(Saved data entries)

· · · · ·

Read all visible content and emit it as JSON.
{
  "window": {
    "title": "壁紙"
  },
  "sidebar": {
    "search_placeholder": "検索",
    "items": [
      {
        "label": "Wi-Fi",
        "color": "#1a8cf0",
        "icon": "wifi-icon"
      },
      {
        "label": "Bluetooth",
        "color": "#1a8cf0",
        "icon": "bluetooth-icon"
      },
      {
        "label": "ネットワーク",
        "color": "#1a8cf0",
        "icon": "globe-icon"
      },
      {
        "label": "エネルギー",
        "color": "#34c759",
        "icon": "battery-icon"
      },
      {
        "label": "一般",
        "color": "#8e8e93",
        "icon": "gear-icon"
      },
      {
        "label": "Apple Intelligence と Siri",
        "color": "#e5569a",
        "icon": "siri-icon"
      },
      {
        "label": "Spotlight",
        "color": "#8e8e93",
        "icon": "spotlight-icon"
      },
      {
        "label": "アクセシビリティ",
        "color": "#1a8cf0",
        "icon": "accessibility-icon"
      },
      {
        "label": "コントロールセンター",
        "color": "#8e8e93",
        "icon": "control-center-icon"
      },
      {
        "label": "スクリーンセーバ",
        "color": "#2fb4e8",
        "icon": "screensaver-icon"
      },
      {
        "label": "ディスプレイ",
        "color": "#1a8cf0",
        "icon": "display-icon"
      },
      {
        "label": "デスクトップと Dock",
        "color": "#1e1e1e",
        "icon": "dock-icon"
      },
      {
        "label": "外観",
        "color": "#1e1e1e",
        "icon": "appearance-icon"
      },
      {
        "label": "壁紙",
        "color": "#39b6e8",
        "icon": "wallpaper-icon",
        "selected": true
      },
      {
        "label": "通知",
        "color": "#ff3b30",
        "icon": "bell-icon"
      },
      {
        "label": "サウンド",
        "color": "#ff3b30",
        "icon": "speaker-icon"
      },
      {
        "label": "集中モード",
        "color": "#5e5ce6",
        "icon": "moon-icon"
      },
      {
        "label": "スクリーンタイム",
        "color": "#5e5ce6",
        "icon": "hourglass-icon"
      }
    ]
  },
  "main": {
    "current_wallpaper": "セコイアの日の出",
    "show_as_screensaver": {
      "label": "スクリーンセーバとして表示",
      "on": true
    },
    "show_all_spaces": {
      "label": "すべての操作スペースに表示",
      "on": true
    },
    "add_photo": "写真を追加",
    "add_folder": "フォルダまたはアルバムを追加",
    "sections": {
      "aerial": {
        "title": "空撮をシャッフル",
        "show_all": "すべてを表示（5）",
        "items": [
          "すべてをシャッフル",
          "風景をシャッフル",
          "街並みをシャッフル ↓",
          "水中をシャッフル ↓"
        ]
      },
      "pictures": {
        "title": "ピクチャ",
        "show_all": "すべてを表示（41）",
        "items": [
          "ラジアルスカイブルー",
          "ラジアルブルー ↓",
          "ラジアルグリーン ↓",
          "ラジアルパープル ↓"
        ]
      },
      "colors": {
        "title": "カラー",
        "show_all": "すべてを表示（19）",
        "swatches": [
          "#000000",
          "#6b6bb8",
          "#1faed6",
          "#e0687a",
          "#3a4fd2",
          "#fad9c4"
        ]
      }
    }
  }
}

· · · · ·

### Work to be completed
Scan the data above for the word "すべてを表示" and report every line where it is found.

### Worked solution
        "show_all": "すべてを表示（5）",
        "show_all": "すべてを表示（41）",
        "show_all": "すべてを表示（19）",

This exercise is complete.